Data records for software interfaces

========================================================================

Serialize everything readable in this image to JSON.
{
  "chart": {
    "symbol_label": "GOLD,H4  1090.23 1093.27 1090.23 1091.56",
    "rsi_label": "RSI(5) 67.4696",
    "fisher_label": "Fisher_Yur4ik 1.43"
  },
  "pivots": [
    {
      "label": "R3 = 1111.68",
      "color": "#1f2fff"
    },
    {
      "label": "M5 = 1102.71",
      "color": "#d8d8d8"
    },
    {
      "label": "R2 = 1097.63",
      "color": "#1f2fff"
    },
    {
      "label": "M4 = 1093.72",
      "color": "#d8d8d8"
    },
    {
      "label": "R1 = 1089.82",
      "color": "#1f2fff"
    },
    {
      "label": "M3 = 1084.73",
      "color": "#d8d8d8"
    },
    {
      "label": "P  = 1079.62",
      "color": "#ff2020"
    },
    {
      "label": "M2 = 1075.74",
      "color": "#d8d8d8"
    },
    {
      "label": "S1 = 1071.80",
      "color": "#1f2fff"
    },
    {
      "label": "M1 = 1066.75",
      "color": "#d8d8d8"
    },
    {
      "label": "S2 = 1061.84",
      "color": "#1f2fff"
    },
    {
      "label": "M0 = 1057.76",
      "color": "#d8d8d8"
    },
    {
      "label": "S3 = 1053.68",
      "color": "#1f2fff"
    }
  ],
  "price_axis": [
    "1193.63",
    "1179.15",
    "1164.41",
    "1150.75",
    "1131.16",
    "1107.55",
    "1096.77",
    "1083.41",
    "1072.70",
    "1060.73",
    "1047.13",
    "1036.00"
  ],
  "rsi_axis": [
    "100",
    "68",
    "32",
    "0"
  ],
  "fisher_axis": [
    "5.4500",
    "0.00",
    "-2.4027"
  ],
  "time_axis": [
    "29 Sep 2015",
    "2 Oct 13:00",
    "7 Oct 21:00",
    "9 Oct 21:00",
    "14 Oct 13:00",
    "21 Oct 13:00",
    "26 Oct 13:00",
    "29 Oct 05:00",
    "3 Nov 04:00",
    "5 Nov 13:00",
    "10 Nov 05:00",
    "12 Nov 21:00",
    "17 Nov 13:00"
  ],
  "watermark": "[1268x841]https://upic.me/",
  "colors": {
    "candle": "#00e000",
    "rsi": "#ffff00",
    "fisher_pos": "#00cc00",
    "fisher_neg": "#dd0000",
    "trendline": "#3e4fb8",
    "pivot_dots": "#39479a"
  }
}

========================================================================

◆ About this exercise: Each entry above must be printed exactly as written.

◆ Response to this task:
Serialize everything readable in this image to JSON.
{
  "chart": {
    "symbol_label": "GOLD,H4  1090.23 1093.27 1090.23 1091.56",
    "rsi_label": "RSI(5) 67.4696",
    "fisher_label": "Fisher_Yur4ik 1.43"
  },
  "pivots": [
    {
      "label": "R3 = 1111.68",
      "color": "#1f2fff"
    },
    {
      "label": "M5 = 1102.71",
      "color": "#d8d8d8"
    },
    {
      "label": "R2 = 1097.63",
      "color": "#1f2fff"
    },
    {
      "label": "M4 = 1093.72",
      "color": "#d8d8d8"
    },
    {
      "label": "R1 = 1089.82",
      "color": "#1f2fff"
    },
    {
      "label": "M3 = 1084.73",
      "color": "#d8d8d8"
    },
    {
      "label": "P  = 1079.62",
      "color": "#ff2020"
    },
    {
      "label": "M2 = 1075.74",
      "color": "#d8d8d8"
    },
    {
      "label": "S1 = 1071.80",
      "color": "#1f2fff"
    },
    {
      "label": "M1 = 1066.75",
      "color": "#d8d8d8"
    },
    {
      "label": "S2 = 1061.84",
      "color": "#1f2fff"
    },
    {
      "label": "M0 = 1057.76",
      "color": "#d8d8d8"
    },
    {
      "label": "S3 = 1053.68",
      "color": "#1f2fff"
    }
  ],
  "price_axis": [
    "1193.63",
    "1179.15",
    "1164.41",
    "1150.75",
    "1131.16",
    "1107.55",
    "1096.77",
    "1083.41",
    "1072.70",
    "1060.73",
    "1047.13",
    "1036.00"
  ],
  "rsi_axis": [
    "100",
    "68",
    "32",
    "0"
  ],
  "fisher_axis": [
    "5.4500",
    "0.00",
    "-2.4027"
  ],
  "time_axis": [
    "29 Sep 2015",
    "2 Oct 13:00",
    "7 Oct 21:00",
    "9 Oct 21:00",
    "14 Oct 13:00",
    "21 Oct 13:00",
    "26 Oct 13:00",
    "29 Oct 05:00",
    "3 Nov 04:00",
    "5 Nov 13:00",
    "10 Nov 05:00",
    "12 Nov 21:00",
    "17 Nov 13:00"
  ],
  "watermark": "[1268x841]https://upic.me/",
  "colors": {
    "candle": "#00e000",
    "rsi": "#ffff00",
    "fisher_pos": "#00cc00",
    "fisher_neg": "#dd0000",
    "trendline": "#3e4fb8",
    "pivot_dots": "#39479a"
  }
}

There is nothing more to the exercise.